Chris McDaniel might have lost the Republican U.S. Senate primary in Mississippi. However, he will have his own day in court.
The Mississippi Supreme Court granted the state senator’s request for an expedited hearing and it will hear oral arguments with the entire panel of judges on Oct. 2.
“Activist judges have been a problem in Mississippi since the 1950s, as we saw with the Kellum decision, which, contrary to statute, imposed the 20-day deadline onto congressional and statewide elections,” McDaniel spokesman Noel Fritsch said in a campaign news release.
According to Mississippi Public Broadcasting, the 1959 Mississippi Supreme Court case Kellum v. Johnson says that election challenges should be filed within 20 days of an election.
“Since the statutes are silent on anything regarding a 20-day deadline, any approval of such a deadline by the court without legislative approval would be judicial activism.”
McDaniel filed his challenge before the state Supreme Court on Sept. 18 and Cochran’s lawyers had until the next Wednesday to file their responses, according to the Clarion-Ledger.
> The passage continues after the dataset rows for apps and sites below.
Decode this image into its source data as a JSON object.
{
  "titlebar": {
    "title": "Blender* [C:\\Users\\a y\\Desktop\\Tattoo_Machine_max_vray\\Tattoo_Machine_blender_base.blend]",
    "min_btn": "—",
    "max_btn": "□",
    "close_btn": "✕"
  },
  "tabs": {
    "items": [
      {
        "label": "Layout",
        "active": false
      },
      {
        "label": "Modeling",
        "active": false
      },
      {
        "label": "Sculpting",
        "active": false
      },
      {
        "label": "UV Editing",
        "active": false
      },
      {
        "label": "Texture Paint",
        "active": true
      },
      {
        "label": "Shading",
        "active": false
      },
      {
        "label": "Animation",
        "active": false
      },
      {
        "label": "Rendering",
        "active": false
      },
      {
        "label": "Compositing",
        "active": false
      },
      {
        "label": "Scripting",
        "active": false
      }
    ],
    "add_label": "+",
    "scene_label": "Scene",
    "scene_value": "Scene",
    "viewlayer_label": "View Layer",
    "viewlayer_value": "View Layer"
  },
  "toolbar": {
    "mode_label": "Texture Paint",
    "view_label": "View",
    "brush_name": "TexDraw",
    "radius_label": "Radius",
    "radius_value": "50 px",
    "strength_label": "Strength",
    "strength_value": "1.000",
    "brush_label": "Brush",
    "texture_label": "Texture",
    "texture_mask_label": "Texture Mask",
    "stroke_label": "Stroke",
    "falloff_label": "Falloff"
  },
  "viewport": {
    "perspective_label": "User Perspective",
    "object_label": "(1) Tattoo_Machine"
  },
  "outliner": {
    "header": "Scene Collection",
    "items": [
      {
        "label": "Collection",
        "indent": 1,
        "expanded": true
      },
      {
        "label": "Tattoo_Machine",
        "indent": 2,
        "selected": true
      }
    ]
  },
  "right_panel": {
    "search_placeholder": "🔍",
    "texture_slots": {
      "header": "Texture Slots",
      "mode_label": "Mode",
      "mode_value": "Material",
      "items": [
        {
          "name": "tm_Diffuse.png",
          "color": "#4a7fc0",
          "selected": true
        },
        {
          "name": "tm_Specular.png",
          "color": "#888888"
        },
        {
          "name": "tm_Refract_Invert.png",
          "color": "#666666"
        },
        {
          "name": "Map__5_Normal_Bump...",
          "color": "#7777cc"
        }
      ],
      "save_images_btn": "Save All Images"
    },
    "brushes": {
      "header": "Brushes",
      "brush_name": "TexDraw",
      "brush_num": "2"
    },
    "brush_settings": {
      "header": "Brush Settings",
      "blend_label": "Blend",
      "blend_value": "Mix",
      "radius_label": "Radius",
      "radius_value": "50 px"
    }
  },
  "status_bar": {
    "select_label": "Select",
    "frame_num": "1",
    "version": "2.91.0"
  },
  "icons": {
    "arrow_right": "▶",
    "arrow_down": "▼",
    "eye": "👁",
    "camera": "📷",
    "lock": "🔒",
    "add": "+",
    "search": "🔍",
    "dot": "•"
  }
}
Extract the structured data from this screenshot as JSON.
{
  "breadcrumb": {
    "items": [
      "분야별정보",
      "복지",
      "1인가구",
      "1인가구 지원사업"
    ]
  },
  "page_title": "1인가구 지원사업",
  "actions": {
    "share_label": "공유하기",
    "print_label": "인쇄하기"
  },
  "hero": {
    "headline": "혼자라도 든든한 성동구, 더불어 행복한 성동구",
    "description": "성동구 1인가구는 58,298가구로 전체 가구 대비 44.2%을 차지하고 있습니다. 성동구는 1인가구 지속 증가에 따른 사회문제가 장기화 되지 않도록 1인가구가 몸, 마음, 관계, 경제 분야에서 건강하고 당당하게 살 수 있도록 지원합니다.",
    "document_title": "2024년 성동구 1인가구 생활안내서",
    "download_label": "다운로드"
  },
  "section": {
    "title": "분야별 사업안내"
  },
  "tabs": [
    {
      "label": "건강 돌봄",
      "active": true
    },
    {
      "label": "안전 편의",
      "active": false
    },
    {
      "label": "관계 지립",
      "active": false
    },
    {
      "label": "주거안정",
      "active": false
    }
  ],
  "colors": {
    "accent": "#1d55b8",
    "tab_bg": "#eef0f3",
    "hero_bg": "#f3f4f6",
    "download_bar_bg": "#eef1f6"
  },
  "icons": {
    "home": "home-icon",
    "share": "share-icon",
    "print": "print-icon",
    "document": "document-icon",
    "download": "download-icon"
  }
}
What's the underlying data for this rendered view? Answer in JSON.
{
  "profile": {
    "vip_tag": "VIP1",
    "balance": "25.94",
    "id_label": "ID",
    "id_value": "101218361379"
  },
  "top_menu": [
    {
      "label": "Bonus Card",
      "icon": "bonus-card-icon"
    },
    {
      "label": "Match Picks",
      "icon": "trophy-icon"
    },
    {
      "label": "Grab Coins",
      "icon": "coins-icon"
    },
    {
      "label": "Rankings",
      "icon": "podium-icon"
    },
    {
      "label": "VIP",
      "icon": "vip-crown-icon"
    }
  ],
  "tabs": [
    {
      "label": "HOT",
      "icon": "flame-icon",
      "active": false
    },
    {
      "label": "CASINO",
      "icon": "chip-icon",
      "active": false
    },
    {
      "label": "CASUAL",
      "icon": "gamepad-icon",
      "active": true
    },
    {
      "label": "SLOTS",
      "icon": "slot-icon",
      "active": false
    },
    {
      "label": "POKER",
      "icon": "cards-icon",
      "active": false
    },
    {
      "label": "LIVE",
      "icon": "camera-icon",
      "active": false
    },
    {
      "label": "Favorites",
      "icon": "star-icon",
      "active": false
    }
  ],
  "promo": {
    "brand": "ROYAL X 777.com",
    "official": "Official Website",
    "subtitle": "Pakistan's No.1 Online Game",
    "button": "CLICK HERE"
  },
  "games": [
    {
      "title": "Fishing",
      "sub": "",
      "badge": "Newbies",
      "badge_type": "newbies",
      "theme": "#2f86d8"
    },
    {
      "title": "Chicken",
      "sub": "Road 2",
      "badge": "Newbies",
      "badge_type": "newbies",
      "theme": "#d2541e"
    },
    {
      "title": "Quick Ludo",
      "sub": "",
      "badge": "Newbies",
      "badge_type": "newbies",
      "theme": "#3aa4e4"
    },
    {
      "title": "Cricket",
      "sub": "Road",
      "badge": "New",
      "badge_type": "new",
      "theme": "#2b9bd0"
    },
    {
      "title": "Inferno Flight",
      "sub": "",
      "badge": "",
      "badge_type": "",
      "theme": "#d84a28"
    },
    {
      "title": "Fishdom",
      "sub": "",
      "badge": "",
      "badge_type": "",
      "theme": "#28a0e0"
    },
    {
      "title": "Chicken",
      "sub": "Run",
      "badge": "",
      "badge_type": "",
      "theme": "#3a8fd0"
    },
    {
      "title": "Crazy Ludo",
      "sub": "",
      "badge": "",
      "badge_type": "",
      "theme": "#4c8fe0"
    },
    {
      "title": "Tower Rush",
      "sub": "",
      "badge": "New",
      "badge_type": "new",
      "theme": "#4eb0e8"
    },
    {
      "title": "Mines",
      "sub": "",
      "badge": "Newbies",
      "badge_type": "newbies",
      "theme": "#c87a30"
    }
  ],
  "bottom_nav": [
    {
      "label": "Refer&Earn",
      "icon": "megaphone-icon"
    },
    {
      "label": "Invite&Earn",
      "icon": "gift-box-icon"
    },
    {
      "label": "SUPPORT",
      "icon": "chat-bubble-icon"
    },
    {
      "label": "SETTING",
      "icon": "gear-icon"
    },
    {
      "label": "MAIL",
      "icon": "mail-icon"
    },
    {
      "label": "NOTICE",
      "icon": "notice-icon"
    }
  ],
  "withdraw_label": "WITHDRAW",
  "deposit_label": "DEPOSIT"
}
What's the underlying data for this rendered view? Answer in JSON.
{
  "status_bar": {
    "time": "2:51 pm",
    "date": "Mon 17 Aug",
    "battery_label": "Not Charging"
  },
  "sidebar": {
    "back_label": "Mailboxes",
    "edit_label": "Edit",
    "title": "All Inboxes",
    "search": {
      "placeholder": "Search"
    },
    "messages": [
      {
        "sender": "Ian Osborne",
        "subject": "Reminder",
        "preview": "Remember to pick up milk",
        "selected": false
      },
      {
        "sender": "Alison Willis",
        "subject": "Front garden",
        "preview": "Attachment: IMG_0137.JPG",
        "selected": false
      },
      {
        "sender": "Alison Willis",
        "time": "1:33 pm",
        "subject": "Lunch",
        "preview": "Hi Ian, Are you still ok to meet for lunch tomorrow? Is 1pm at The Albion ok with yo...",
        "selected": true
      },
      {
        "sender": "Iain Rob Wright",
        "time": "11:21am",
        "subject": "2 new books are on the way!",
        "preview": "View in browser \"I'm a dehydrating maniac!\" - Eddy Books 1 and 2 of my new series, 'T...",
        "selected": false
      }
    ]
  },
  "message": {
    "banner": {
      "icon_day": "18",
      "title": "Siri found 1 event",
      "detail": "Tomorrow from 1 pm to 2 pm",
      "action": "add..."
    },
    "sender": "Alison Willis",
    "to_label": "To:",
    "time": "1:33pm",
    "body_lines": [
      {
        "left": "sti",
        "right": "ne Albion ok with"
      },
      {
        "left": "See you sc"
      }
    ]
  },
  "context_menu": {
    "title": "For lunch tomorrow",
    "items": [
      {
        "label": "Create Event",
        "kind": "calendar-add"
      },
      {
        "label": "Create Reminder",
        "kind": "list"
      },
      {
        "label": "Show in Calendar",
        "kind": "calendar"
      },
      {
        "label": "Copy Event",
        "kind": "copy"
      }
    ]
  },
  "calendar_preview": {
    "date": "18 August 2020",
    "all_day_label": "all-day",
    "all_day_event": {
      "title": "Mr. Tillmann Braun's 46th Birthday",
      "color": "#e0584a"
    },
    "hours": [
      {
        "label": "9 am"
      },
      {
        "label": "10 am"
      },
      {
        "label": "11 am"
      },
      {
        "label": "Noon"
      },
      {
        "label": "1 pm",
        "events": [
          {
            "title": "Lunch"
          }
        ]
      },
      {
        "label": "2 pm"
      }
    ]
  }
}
The ballots for the Nov. 4 general election already have Cochran, the Republican nominee, facing Democratic nominee Travis Childers. Absentee voting began Sept. 27.
The Senate Conservatives Fund plans to file a brief and join in oral arguments in support of McDaniel’s challenge.
According to the Sun-Herald, the brief asks the court not to implement the Kellum decision.
They’re not the only one joining in, as the Conservative Action Fund has been able to file a brief supporting McDaniel.
In a news release from McDaniel’s campaign, Cochran was unsuccessful in striking Mississippi Secretary of State Delbert Hosemann’s opinion on the 20-day deadline from the record. The campaign said he twice previously stated to the Clarion-Ledger that there was no deadline for filing a challenge for a statewide primary election.
Attorneys for Mississippi’s incumbent U.S. senator argued Sept. 22 to exclude Hosemann’s statement, which Judge Hollis McGehee heard in Mendenhall.
McDaniel’s lead counsel, Mitch Tyner, said Hosemann’s opinion as the head of state elections provides the needed support for not implementing a 20-day deadline.
“In Barbour v. Gunn, the Mississippi Supreme Court made it perfectly clear that Speaker Gunn’s challenge, which was filed 34 days after the primary election, did not violate the mandates of Mississippi Code 23-15-923,” Tyner said. “To now require that Chris McDaniel file his challenge within 20 days of the election would create a double standard.”
Barbour v. Gunn was a 2003 decision when state House Speaker Philip Gunn waited 34 days to challenge the Republican primary loss to incumbent state Rep. Jep Barbour. Gunn won the court challenge and the election. He became speaker in 2012.
“The ruling is important for our case,” McDaniel said in an email to supporters. “The head of elections in Mississippi agrees that we have the right to appeal the primary runoff in court.”
The state senator said the GOP establishment’s argument was in error.
“The arguments from our state’s Republican establishment were meant to influence the judge to make an activist decision that would have ignored both the secretary of state and legal precedent,” McDaniel said. “Our opponents know our case has merit, so their only option is to try to convince Judge McGehee to throw it out.”
This round of arguments has left his legal defense fund depleted.
“We won this motion, but we still haven’t gotten to the court case,” he said. “We spent thousands of dollars making sure the secretary of state’s statement entered the record, but we still have yet to go through a single ballot with the Mississippi Supreme Court.”
According to the Mississippi Business Journal, Cochran’s attorneys said the case is not relevant since the timing of Gunn’s filing was not argued.
In a visit to Greenwood Aug. 12, Cochran said that he’s keeping his focus on his November opponent, Democrat Travis Childers.
“I’m not thinking about that challenge or worrying about it,” he told the Greenwood Commonwealth in a story notably featured on his campaign site. “I’m campaigning in a positive way on my abilities and my proven experience to get things done for the betterment of Mississippi.”
McDaniel filed his 243-page challenge in August with the state’s Republican Party and that was denied.
The Mississippi state senator alleged in his complaint that 27 counties counted absentee votes that did not meet the requirements of the election code. He also alleged that 12 counties failed to certify the results of the June 24 runoff in the time required by the state. According to the Sun-Herald, McDaniel has not sought to restrict who can vote in party primaries.